Thankfully, we're not a democracy
Oct. 29, 2009
By Steve Mount
“We live in a democracy!” is an often-heard cry from those who feel unheard in government. The statement, however, has a basic inaccuracy, an inaccuracy that could be described as simple semantics, but certainly is not.
The United States is not a democracy, and we should be thankful for that. What we are, instead, is a representative democracy. That one word makes all the difference in the world.
A democracy, in its purest form, is rule by the people. Every issue of importance is put to the people for a vote, and the majority rules. The system sounds good — everyone has an equal vote, an equal voice and the will of the people is the will of the majority.
There are, however, many difficulties with such a system, a couple of which I will detail.
The first is one of practicality. It is impractical to put every issue to the people in any but the smallest of societies. It’s often been said that the closest we, as modern Americans, come to pure democracy is that staple of March in Vermont, the town meeting.
While I agree that the town meeting is an important institution, it is notable that even small towns have learned that the town meeting is only effective as a method of governance to a specific point. Most obviously, town meetings are only held once per year. The rest of the year, the town is invariably run by representatives. More to the point, most people simply don’t want to be involved in the everyday decision-making of the town.
Western society has a rich history, dating a thousand years, of delegating authority. The authority must be kept in check, however, and in the United States we have devised institutions to do that. Elections are the most basic check, but we also have term limits, checks and balances and separation of powers.

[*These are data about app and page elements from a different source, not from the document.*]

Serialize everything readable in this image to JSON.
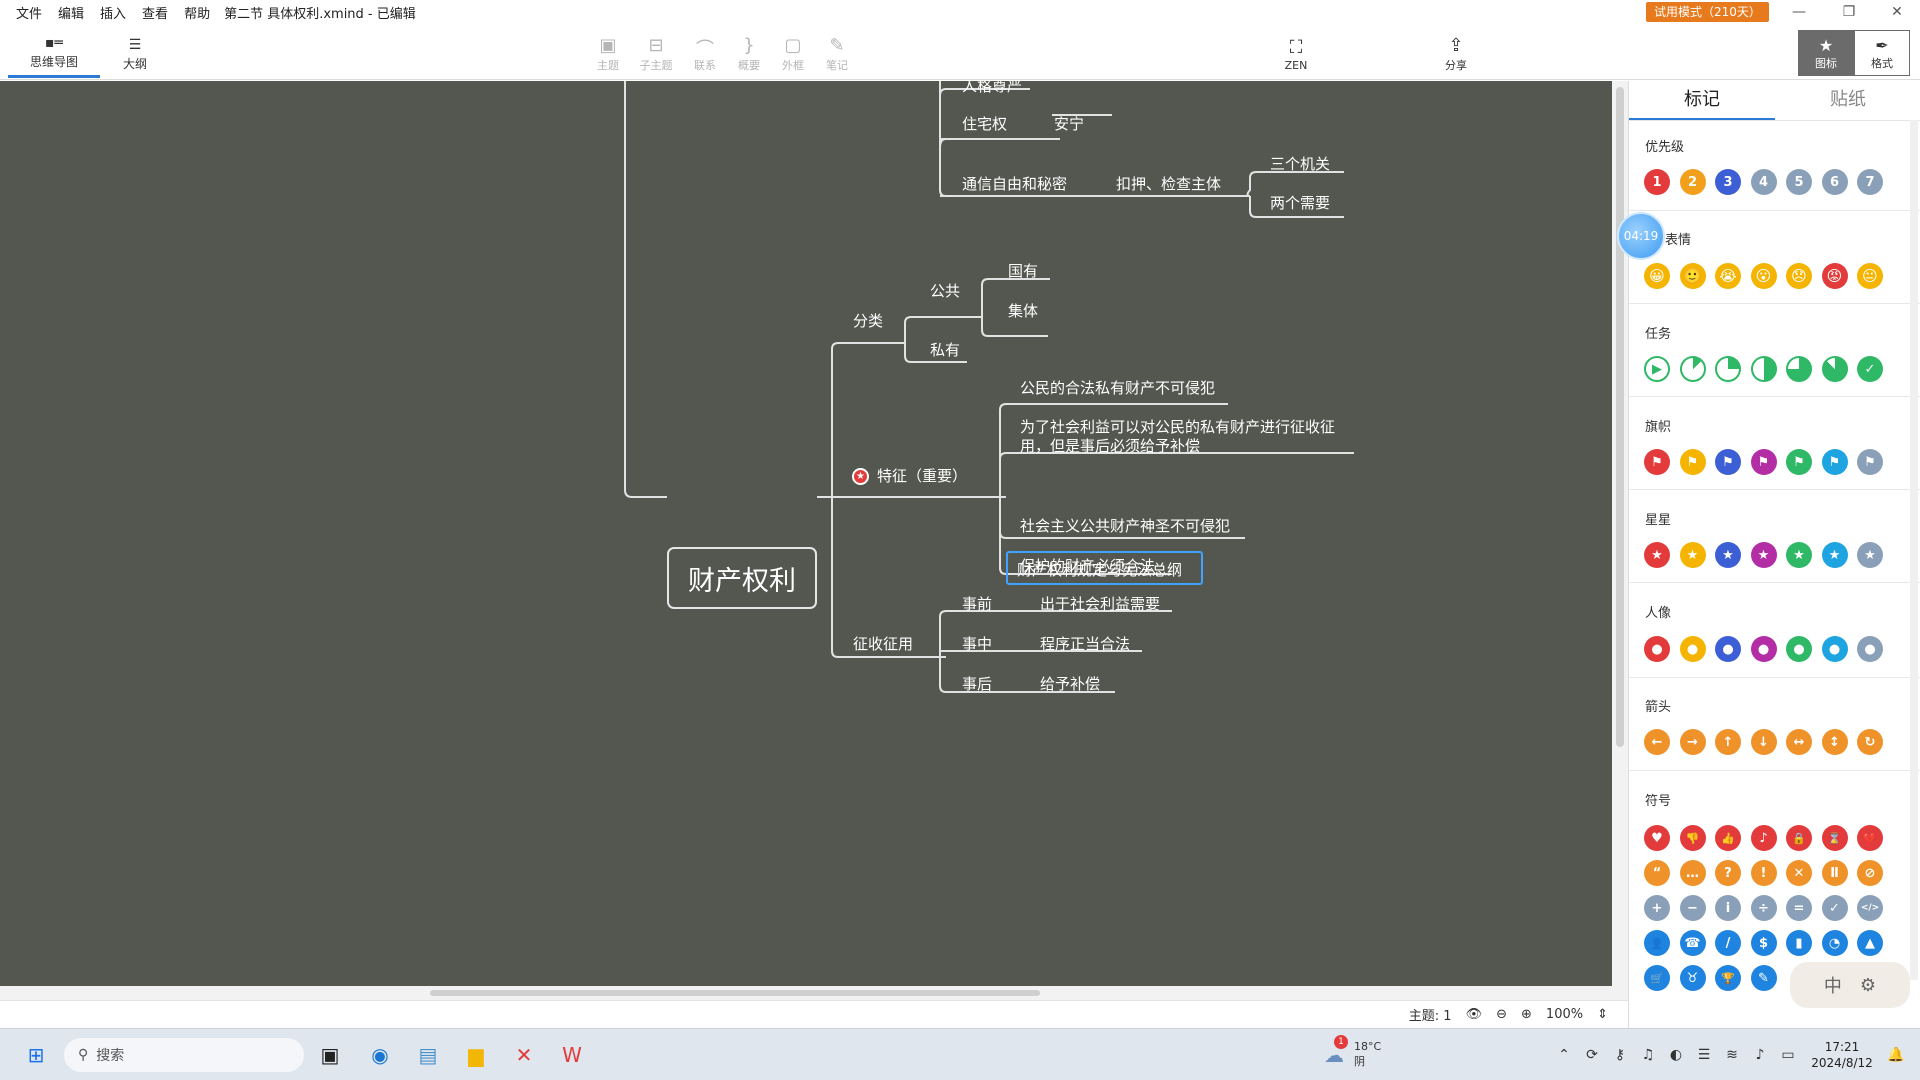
{
  "menubar": {
    "items": [
      "文件",
      "编辑",
      "插入",
      "查看",
      "帮助"
    ],
    "doc_title": "第二节 具体权利.xmind - 已编辑",
    "trial_badge": "试用模式（210天）"
  },
  "toolbar": {
    "view_tabs": [
      {
        "label": "思维导图",
        "icon": "mindmap-icon",
        "active": true
      },
      {
        "label": "大纲",
        "icon": "outline-icon",
        "active": false
      }
    ],
    "tools": [
      {
        "label": "主题",
        "icon": "topic-icon"
      },
      {
        "label": "子主题",
        "icon": "subtopic-icon"
      },
      {
        "label": "联系",
        "icon": "relationship-icon"
      },
      {
        "label": "概要",
        "icon": "summary-icon"
      },
      {
        "label": "外框",
        "icon": "boundary-icon"
      },
      {
        "label": "笔记",
        "icon": "note-icon"
      }
    ],
    "zen_label": "ZEN",
    "share_label": "分享",
    "icon_panel_label": "图标",
    "format_panel_label": "格式"
  },
  "map": {
    "central": "财产权利",
    "nodes": {
      "renge": "人格尊严",
      "zhuzhai": "住宅权",
      "anning": "安宁",
      "tongxin": "通信自由和秘密",
      "kouya": "扣押、检查主体",
      "sange": "三个机关",
      "liangge": "两个需要",
      "fenlei": "分类",
      "gonggong": "公共",
      "guoyou": "国有",
      "jiti": "集体",
      "siyou": "私有",
      "tezheng": "特征（重要）",
      "t1": "公民的合法私有财产不可侵犯",
      "t2": "为了社会利益可以对公民的私有财产进行征收征用，但是事后必须给予补偿",
      "t3": "财产权利规定与宪法总纲",
      "t4": "社会主义公共财产神圣不可侵犯",
      "t5": "保护的财产必须合法",
      "zhengshou": "征收征用",
      "shiqian": "事前",
      "shiqian_v": "出于社会利益需要",
      "shizhong": "事中",
      "shizhong_v": "程序正当合法",
      "shihou": "事后",
      "shihou_v": "给予补偿"
    }
  },
  "statusbar": {
    "topic_count": "主题: 1",
    "zoom": "100%"
  },
  "panel": {
    "tabs": [
      "标记",
      "贴纸"
    ],
    "sections": [
      {
        "title": "优先级",
        "type": "priority",
        "items": [
          "1",
          "2",
          "3",
          "4",
          "5",
          "6",
          "7"
        ],
        "colors": [
          "#e33b3b",
          "#f2a01c",
          "#3c5fd6",
          "#8aa0b8",
          "#8aa0b8",
          "#8aa0b8",
          "#8aa0b8"
        ]
      },
      {
        "title": "表情",
        "type": "smiley",
        "items": [
          "😀",
          "🙂",
          "😭",
          "😮",
          "😞",
          "😡",
          "😐"
        ]
      },
      {
        "title": "任务",
        "type": "task",
        "items": [
          "start",
          "1/8",
          "1/4",
          "1/2",
          "3/4",
          "7/8",
          "done"
        ]
      },
      {
        "title": "旗帜",
        "type": "flag",
        "colors": [
          "#e33b3b",
          "#f5b400",
          "#3c5fd6",
          "#b32ea5",
          "#2fb866",
          "#1ea4e0",
          "#8aa0b8"
        ]
      },
      {
        "title": "星星",
        "type": "star",
        "colors": [
          "#e33b3b",
          "#f5b400",
          "#3c5fd6",
          "#b32ea5",
          "#2fb866",
          "#1ea4e0",
          "#8aa0b8"
        ]
      },
      {
        "title": "人像",
        "type": "person",
        "colors": [
          "#e33b3b",
          "#f5b400",
          "#3c5fd6",
          "#b32ea5",
          "#2fb866",
          "#1ea4e0",
          "#8aa0b8"
        ]
      },
      {
        "title": "箭头",
        "type": "arrow",
        "items": [
          "←",
          "→",
          "↑",
          "↓",
          "↔",
          "↕",
          "↻"
        ]
      },
      {
        "title": "符号",
        "type": "symbol"
      }
    ],
    "symbol_rows": [
      {
        "color": "#e33b3b",
        "items": [
          "♥",
          "👎",
          "👍",
          "♪",
          "🔒",
          "⌛",
          "💔"
        ]
      },
      {
        "color": "#f0922a",
        "items": [
          "“",
          "…",
          "?",
          "!",
          "✕",
          "Ⅱ",
          "⊘"
        ]
      },
      {
        "color": "#8aa0b8",
        "items": [
          "+",
          "−",
          "i",
          "÷",
          "=",
          "✓",
          "</>"
        ]
      },
      {
        "color": "#1e84e0",
        "items": [
          "👤",
          "☎",
          "/",
          "$",
          "▮",
          "◔",
          "▲"
        ]
      },
      {
        "color": "#1e84e0",
        "items": [
          "🛒",
          "♉",
          "🏆",
          "✎"
        ]
      }
    ]
  },
  "overlays": {
    "timer": "04:19",
    "ime": "中"
  },
  "taskbar": {
    "search_placeholder": "搜索",
    "weather_temp": "18°C",
    "weather_desc": "阴",
    "weather_badge": "1",
    "time": "17:21",
    "date": "2024/8/12"
  }
}
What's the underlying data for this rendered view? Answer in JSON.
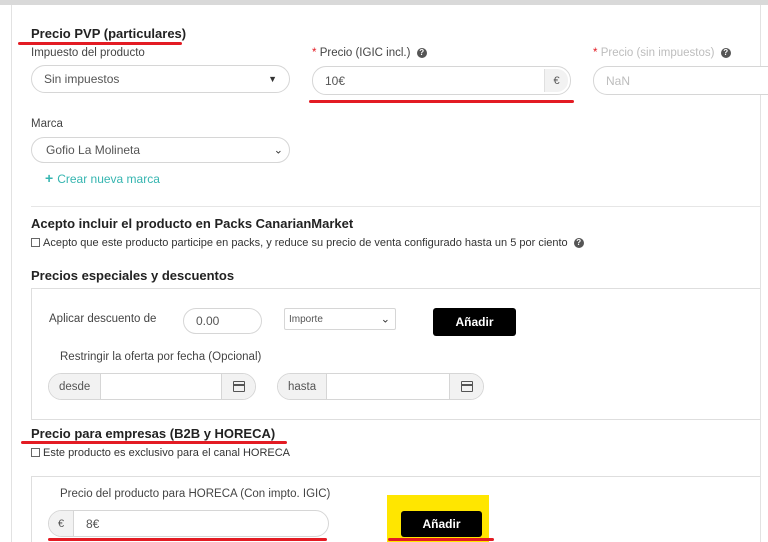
{
  "pvp": {
    "title": "Precio PVP (particulares)",
    "tax_label": "Impuesto del producto",
    "tax_value": "Sin impuestos",
    "price_label": "Precio (IGIC incl.)",
    "price_value": "10€",
    "price_addon": "€",
    "price_no_tax_label": "Precio (sin impuestos)",
    "price_no_tax_value": "NaN",
    "required_mark": "*",
    "help_glyph": "?",
    "brand_label": "Marca",
    "brand_value": "Gofio La Molineta",
    "new_brand_plus": "+",
    "new_brand_link": "Crear nueva marca"
  },
  "packs": {
    "title": "Acepto incluir el producto en Packs CanarianMarket",
    "checkbox_text": "Acepto que este producto participe en packs, y reduce su precio de venta configurado hasta un 5 por ciento"
  },
  "discounts": {
    "title": "Precios especiales y descuentos",
    "apply_label": "Aplicar descuento de",
    "amount_value": "0.00",
    "type_value": "Importe",
    "add_button": "Añadir",
    "restrict_label": "Restringir la oferta por fecha (Opcional)",
    "from_label": "desde",
    "to_label": "hasta"
  },
  "b2b": {
    "title": "Precio para empresas (B2B y HORECA)",
    "exclusive_text": "Este producto es exclusivo para el canal HORECA",
    "horeca_price_label": "Precio del producto para HORECA (Con impto. IGIC)",
    "currency_addon": "€",
    "horeca_price_value": "8€",
    "add_button": "Añadir"
  },
  "colors": {
    "accent_red": "#e31b23",
    "highlight_yellow": "#ffe600",
    "button_black": "#000000"
  },
  "icons": [
    "help-icon",
    "chevron-down-icon",
    "plus-icon",
    "calendar-icon",
    "checkbox-icon"
  ]
}
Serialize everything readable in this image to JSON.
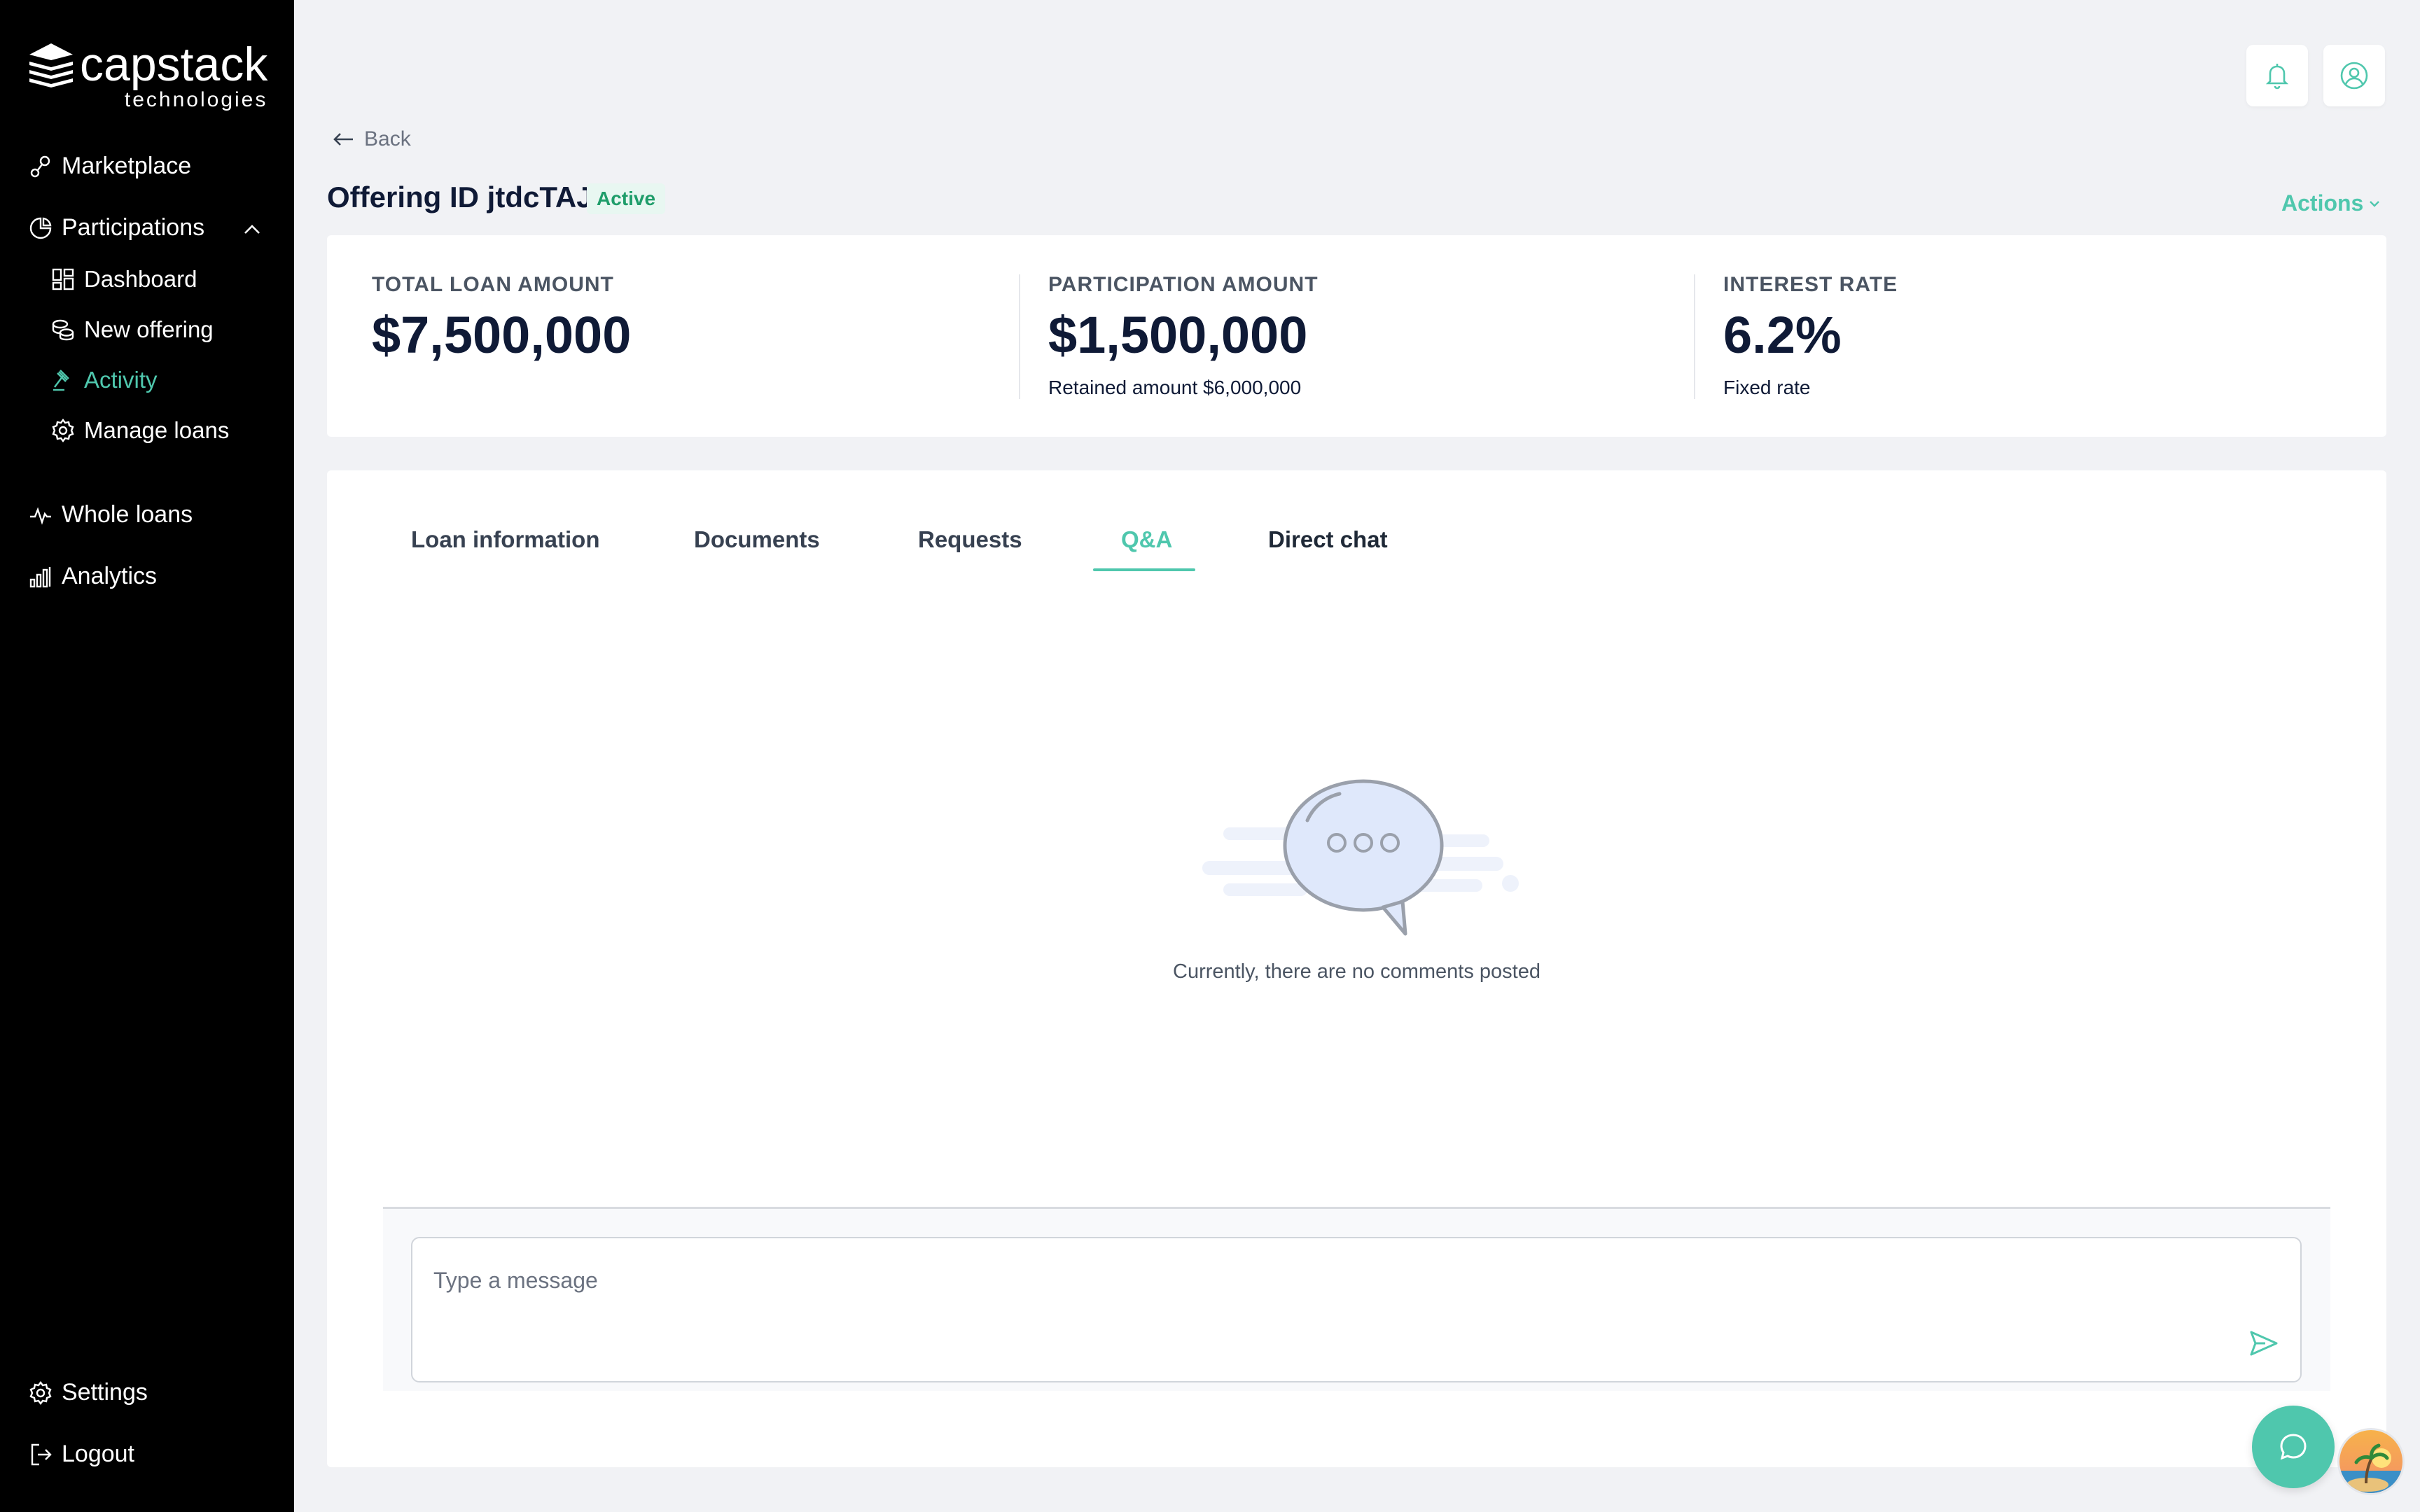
{
  "brand": {
    "name": "capstack",
    "sub": "technologies"
  },
  "sidebar": {
    "items": [
      {
        "label": "Marketplace",
        "icon": "marketplace-icon"
      },
      {
        "label": "Participations",
        "icon": "pie-chart-icon"
      },
      {
        "label": "Dashboard",
        "icon": "dashboard-icon"
      },
      {
        "label": "New offering",
        "icon": "coins-icon"
      },
      {
        "label": "Activity",
        "icon": "gavel-icon"
      },
      {
        "label": "Manage loans",
        "icon": "gear-icon"
      },
      {
        "label": "Whole loans",
        "icon": "pulse-icon"
      },
      {
        "label": "Analytics",
        "icon": "bar-chart-icon"
      }
    ],
    "footer": [
      {
        "label": "Settings",
        "icon": "gear-icon"
      },
      {
        "label": "Logout",
        "icon": "logout-icon"
      }
    ]
  },
  "header": {
    "back_label": "Back",
    "offering_title": "Offering ID jtdcTAJI",
    "status": "Active",
    "actions_label": "Actions"
  },
  "summary": {
    "total_loan": {
      "label": "TOTAL LOAN AMOUNT",
      "value": "$7,500,000"
    },
    "participation": {
      "label": "PARTICIPATION AMOUNT",
      "value": "$1,500,000",
      "sub": "Retained amount $6,000,000"
    },
    "interest": {
      "label": "INTEREST RATE",
      "value": "6.2%",
      "sub": "Fixed rate"
    }
  },
  "tabs": [
    {
      "label": "Loan information"
    },
    {
      "label": "Documents"
    },
    {
      "label": "Requests"
    },
    {
      "label": "Q&A"
    },
    {
      "label": "Direct chat"
    }
  ],
  "active_tab": "Q&A",
  "empty_state": {
    "message": "Currently, there are no comments posted"
  },
  "composer": {
    "placeholder": "Type a message",
    "value": ""
  },
  "colors": {
    "accent": "#4fc7ad",
    "sidebar_bg": "#000000",
    "page_bg": "#f1f2f5",
    "active_badge": "#1f9d6a"
  }
}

So basic is the shift from democracy to representative democracy that we see it at every level of government. Not only in the U.S. Congress, but also in the Vermont Legislature, in the Selectboard, even to the FAP Advisory Council in our schools. Representative democracy is all around us and, unlike pure democracy, it works.
Another major problem with a pure democracy is “majority rule.” Most of the time, majority rule works just fine. When we are selecting a representative, the candidate with the most votes should be the winner. If the question of a roundabout on U.S. 2 is put to a vote, then the majority should carry the question.
But some things should not be subject to majority rule — basic human rights, for example. The ability of a person to speak his mind or to worship as she wishes should not be subject to a vote. If a people voted to institute slavery, the fact that a majority voted for it would make it no less a violation of human rights.
The Bill of Rights in the U.S. Constitution and the similar Declaration of Rights in the Vermont Constitution lay out for all to see those principles that we hold dear and which are not subject to a vote.
“The people have a right to freedom of speech,” the Vermont Constitution says. There is no exception that reads, “Unless the people of the state vote to remove that freedom from any person or group.”
This entire discussion came to mind because of a conversation I’ve been having with someone who is unsatisfied with our current national government. He advocates the abolition of the Congress and its replacement with the votes of the people. The idea sounds great in sound-bite format: “Your voice will be heard! Your vote will really count! Take the influence of lobbyists out of the government!”
These slogans are rooted in democratic principles, and might be true in a pure democracy. As noted above, though, it is impractical. We do not all want to be part-time politicians. We want to elect people to do that for us.
Democracy is a great idea in principle but a lousy one in practice. What we have done is taken that principle and tweaked the system to make it work for each of our levels of government. It can be improved, no doubt about that, but our attempts to improve the system should not include throwing it out and replacing it with something we know will not work.
Steve Mount has been a Williston resident since 1996. He is a software engineer at GE Healthcare and is devoted to his family, his country and his Constitution. You can reach Steve at firstname.lastname@example.org or read his blog at http://saltyrain.com/ls.